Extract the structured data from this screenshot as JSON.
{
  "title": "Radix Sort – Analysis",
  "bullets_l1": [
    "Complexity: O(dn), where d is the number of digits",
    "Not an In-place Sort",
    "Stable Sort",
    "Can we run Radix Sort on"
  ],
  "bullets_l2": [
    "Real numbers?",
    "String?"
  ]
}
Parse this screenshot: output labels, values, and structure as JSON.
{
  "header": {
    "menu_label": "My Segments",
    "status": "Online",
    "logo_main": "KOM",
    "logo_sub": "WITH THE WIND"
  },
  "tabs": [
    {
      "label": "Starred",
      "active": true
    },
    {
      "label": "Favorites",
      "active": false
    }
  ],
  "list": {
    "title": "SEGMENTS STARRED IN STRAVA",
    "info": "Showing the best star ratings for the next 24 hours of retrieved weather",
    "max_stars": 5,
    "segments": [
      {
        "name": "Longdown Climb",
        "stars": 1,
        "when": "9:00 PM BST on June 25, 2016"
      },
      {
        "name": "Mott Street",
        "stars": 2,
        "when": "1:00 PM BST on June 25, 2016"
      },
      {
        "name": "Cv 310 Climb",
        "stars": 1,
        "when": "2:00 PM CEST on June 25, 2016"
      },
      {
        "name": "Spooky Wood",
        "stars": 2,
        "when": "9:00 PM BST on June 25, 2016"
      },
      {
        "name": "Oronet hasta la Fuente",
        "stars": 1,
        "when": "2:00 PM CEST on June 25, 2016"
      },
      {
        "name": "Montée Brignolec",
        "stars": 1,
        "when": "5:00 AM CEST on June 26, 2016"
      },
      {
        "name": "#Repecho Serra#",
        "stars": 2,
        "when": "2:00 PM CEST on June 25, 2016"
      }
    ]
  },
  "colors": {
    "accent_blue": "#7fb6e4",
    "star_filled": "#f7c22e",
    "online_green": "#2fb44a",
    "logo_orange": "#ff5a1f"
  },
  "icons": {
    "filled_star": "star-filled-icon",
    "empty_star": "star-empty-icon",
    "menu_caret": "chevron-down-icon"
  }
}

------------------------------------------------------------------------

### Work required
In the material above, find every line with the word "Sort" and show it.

### Task output
  "title": "Radix Sort – Analysis",
    "Not an In-place Sort",
    "Stable Sort",
    "Can we run Radix Sort on"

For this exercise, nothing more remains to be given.